### Supplied entries
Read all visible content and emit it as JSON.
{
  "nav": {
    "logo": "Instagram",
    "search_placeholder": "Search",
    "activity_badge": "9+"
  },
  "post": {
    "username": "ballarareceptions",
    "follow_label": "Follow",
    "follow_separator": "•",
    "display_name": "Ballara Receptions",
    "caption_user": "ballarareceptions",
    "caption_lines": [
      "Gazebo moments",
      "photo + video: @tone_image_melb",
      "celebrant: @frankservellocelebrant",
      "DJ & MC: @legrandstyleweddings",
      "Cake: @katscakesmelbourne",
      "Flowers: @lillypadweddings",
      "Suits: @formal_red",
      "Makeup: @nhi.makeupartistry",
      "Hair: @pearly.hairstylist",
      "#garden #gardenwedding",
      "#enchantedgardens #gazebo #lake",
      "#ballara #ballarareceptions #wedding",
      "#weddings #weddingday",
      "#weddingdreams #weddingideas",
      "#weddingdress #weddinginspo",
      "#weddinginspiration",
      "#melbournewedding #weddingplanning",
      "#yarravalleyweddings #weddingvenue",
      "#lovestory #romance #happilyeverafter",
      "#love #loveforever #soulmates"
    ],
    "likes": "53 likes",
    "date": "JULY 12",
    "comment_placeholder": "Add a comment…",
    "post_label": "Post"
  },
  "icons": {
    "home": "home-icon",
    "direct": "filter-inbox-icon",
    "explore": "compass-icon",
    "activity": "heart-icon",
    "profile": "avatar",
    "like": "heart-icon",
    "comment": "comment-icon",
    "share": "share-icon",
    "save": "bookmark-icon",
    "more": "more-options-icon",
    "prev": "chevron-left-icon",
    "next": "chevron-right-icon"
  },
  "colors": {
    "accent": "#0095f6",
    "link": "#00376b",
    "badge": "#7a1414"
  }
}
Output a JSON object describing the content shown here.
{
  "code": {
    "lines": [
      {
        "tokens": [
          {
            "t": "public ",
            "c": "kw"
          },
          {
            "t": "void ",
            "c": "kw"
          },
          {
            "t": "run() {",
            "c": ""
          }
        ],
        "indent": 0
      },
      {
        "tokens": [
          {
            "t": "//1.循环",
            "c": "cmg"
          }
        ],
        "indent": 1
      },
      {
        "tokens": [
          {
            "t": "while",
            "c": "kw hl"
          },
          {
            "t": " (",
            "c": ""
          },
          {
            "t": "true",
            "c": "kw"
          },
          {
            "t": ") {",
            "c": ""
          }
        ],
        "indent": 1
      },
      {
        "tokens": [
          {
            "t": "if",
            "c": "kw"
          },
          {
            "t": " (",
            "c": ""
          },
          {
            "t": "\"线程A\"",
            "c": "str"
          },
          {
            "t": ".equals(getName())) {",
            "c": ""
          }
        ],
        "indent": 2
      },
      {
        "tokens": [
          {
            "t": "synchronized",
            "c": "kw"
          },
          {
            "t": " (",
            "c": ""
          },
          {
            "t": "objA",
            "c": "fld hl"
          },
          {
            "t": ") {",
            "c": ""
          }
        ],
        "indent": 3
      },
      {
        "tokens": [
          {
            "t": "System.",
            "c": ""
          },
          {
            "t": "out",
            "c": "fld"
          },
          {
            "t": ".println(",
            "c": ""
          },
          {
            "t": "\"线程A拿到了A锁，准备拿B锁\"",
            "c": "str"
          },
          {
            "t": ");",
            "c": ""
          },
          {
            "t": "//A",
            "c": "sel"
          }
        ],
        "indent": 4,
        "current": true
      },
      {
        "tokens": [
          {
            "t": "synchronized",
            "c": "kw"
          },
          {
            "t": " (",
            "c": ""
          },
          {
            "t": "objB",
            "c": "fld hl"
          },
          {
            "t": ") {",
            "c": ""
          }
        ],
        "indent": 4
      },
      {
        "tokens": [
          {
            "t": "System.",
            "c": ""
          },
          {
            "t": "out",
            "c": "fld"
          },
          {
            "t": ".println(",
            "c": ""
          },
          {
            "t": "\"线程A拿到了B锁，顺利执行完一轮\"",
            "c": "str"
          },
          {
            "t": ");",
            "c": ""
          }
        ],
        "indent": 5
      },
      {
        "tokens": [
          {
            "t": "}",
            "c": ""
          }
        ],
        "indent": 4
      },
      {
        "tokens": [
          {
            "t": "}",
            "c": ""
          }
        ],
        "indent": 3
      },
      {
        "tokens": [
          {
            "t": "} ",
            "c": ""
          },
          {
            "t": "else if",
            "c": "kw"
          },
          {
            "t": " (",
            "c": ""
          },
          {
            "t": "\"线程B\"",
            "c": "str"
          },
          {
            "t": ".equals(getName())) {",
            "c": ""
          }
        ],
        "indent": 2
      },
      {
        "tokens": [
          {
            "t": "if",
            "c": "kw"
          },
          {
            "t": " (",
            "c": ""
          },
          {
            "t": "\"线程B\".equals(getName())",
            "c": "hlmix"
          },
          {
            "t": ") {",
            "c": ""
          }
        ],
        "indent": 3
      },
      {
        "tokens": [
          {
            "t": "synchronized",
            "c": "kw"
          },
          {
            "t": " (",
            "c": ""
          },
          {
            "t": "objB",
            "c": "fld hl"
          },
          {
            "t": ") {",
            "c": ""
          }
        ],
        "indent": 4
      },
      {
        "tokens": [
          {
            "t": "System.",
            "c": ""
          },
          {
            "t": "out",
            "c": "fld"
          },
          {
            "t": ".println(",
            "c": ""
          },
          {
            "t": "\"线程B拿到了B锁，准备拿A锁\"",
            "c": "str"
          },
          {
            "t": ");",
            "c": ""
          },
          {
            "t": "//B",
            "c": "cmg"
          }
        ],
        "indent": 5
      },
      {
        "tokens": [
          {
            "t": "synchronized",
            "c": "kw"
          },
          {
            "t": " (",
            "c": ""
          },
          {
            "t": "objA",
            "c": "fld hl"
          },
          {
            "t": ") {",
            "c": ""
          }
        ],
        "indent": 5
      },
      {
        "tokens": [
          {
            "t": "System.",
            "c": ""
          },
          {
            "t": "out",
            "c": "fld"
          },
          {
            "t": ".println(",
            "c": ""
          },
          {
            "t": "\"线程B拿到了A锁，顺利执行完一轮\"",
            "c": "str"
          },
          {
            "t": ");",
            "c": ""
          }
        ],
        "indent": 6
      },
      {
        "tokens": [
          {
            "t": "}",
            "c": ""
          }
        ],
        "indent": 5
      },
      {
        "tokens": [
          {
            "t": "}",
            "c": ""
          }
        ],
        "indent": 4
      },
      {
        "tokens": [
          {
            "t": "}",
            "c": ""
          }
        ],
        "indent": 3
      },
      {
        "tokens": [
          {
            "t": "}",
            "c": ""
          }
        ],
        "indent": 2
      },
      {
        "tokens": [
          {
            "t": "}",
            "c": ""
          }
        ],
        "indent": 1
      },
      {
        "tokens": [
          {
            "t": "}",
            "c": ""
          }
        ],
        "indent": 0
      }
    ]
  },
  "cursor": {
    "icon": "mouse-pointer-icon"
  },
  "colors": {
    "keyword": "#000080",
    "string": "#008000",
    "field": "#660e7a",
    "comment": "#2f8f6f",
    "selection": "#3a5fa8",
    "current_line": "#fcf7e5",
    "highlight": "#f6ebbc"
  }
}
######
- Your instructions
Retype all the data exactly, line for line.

- Answer box
Read all visible content and emit it as JSON.
{
  "nav": {
    "logo": "Instagram",
    "search_placeholder": "Search",
    "activity_badge": "9+"
  },
  "post": {
    "username": "ballarareceptions",
    "follow_label": "Follow",
    "follow_separator": "•",
    "display_name": "Ballara Receptions",
    "caption_user": "ballarareceptions",
    "caption_lines": [
      "Gazebo moments",
      "photo + video: @tone_image_melb",
      "celebrant: @frankservellocelebrant",
      "DJ & MC: @legrandstyleweddings",
      "Cake: @katscakesmelbourne",
      "Flowers: @lillypadweddings",
      "Suits: @formal_red",
      "Makeup: @nhi.makeupartistry",
      "Hair: @pearly.hairstylist",
      "#garden #gardenwedding",
      "#enchantedgardens #gazebo #lake",
      "#ballara #ballarareceptions #wedding",
      "#weddings #weddingday",
      "#weddingdreams #weddingideas",
      "#weddingdress #weddinginspo",
      "#weddinginspiration",
      "#melbournewedding #weddingplanning",
      "#yarravalleyweddings #weddingvenue",
      "#lovestory #romance #happilyeverafter",
      "#love #loveforever #soulmates"
    ],
    "likes": "53 likes",
    "date": "JULY 12",
    "comment_placeholder": "Add a comment…",
    "post_label": "Post"
  },
  "icons": {
    "home": "home-icon",
    "direct": "filter-inbox-icon",
    "explore": "compass-icon",
    "activity": "heart-icon",
    "profile": "avatar",
    "like": "heart-icon",
    "comment": "comment-icon",
    "share": "share-icon",
    "save": "bookmark-icon",
    "more": "more-options-icon",
    "prev": "chevron-left-icon",
    "next": "chevron-right-icon"
  },
  "colors": {
    "accent": "#0095f6",
    "link": "#00376b",
    "badge": "#7a1414"
  }
}
Output a JSON object describing the content shown here.
{
  "code": {
    "lines": [
      {
        "tokens": [
          {
            "t": "public ",
            "c": "kw"
          },
          {
            "t": "void ",
            "c": "kw"
          },
          {
            "t": "run() {",
            "c": ""
          }
        ],
        "indent": 0
      },
      {
        "tokens": [
          {
            "t": "//1.循环",
            "c": "cmg"
          }
        ],
        "indent": 1
      },
      {
        "tokens": [
          {
            "t": "while",
            "c": "kw hl"
          },
          {
            "t": " (",
            "c": ""
          },
          {
            "t": "true",
            "c": "kw"
          },
          {
            "t": ") {",
            "c": ""
          }
        ],
        "indent": 1
      },
      {
        "tokens": [
          {
            "t": "if",
            "c": "kw"
          },
          {
            "t": " (",
            "c": ""
          },
          {
            "t": "\"线程A\"",
            "c": "str"
          },
          {
            "t": ".equals(getName())) {",
            "c": ""
          }
        ],
        "indent": 2
      },
      {
        "tokens": [
          {
            "t": "synchronized",
            "c": "kw"
          },
          {
            "t": " (",
            "c": ""
          },
          {
            "t": "objA",
            "c": "fld hl"
          },
          {
            "t": ") {",
            "c": ""
          }
        ],
        "indent": 3
      },
      {
        "tokens": [
          {
            "t": "System.",
            "c": ""
          },
          {
            "t": "out",
            "c": "fld"
          },
          {
            "t": ".println(",
            "c": ""
          },
          {
            "t": "\"线程A拿到了A锁，准备拿B锁\"",
            "c": "str"
          },
          {
            "t": ");",
            "c": ""
          },
          {
            "t": "//A",
            "c": "sel"
          }
        ],
        "indent": 4,
        "current": true
      },
      {
        "tokens": [
          {
            "t": "synchronized",
            "c": "kw"
          },
          {
            "t": " (",
            "c": ""
          },
          {
            "t": "objB",
            "c": "fld hl"
          },
          {
            "t": ") {",
            "c": ""
          }
        ],
        "indent": 4
      },
      {
        "tokens": [
          {
            "t": "System.",
            "c": ""
          },
          {
            "t": "out",
            "c": "fld"
          },
          {
            "t": ".println(",
            "c": ""
          },
          {
            "t": "\"线程A拿到了B锁，顺利执行完一轮\"",
            "c": "str"
          },
          {
            "t": ");",
            "c": ""
          }
        ],
        "indent": 5
      },
      {
        "tokens": [
          {
            "t": "}",
            "c": ""
          }
        ],
        "indent": 4
      },
      {
        "tokens": [
          {
            "t": "}",
            "c": ""
          }
        ],
        "indent": 3
      },
      {
        "tokens": [
          {
            "t": "} ",
            "c": ""
          },
          {
            "t": "else if",
            "c": "kw"
          },
          {
            "t": " (",
            "c": ""
          },
          {
            "t": "\"线程B\"",
            "c": "str"
          },
          {
            "t": ".equals(getName())) {",
            "c": ""
          }
        ],
        "indent": 2
      },
      {
        "tokens": [
          {
            "t": "if",
            "c": "kw"
          },
          {
            "t": " (",
            "c": ""
          },
          {
            "t": "\"线程B\".equals(getName())",
            "c": "hlmix"
          },
          {
            "t": ") {",
            "c": ""
          }
        ],
        "indent": 3
      },
      {
        "tokens": [
          {
            "t": "synchronized",
            "c": "kw"
          },
          {
            "t": " (",
            "c": ""
          },
          {
            "t": "objB",
            "c": "fld hl"
          },
          {
            "t": ") {",
            "c": ""
          }
        ],
        "indent": 4
      },
      {
        "tokens": [
          {
            "t": "System.",
            "c": ""
          },
          {
            "t": "out",
            "c": "fld"
          },
          {
            "t": ".println(",
            "c": ""
          },
          {
            "t": "\"线程B拿到了B锁，准备拿A锁\"",
            "c": "str"
          },
          {
            "t": ");",
            "c": ""
          },
          {
            "t": "//B",
            "c": "cmg"
          }
        ],
        "indent": 5
      },
      {
        "tokens": [
          {
            "t": "synchronized",
            "c": "kw"
          },
          {
            "t": " (",
            "c": ""
          },
          {
            "t": "objA",
            "c": "fld hl"
          },
          {
            "t": ") {",
            "c": ""
          }
        ],
        "indent": 5
      },
      {
        "tokens": [
          {
            "t": "System.",
            "c": ""
          },
          {
            "t": "out",
            "c": "fld"
          },
          {
            "t": ".println(",
            "c": ""
          },
          {
            "t": "\"线程B拿到了A锁，顺利执行完一轮\"",
            "c": "str"
          },
          {
            "t": ");",
            "c": ""
          }
        ],
        "indent": 6
      },
      {
        "tokens": [
          {
            "t": "}",
            "c": ""
          }
        ],
        "indent": 5
      },
      {
        "tokens": [
          {
            "t": "}",
            "c": ""
          }
        ],
        "indent": 4
      },
      {
        "tokens": [
          {
            "t": "}",
            "c": ""
          }
        ],
        "indent": 3
      },
      {
        "tokens": [
          {
            "t": "}",
            "c": ""
          }
        ],
        "indent": 2
      },
      {
        "tokens": [
          {
            "t": "}",
            "c": ""
          }
        ],
        "indent": 1
      },
      {
        "tokens": [
          {
            "t": "}",
            "c": ""
          }
        ],
        "indent": 0
      }
    ]
  },
  "cursor": {
    "icon": "mouse-pointer-icon"
  },
  "colors": {
    "keyword": "#000080",
    "string": "#008000",
    "field": "#660e7a",
    "comment": "#2f8f6f",
    "selection": "#3a5fa8",
    "current_line": "#fcf7e5",
    "highlight": "#f6ebbc"
  }
}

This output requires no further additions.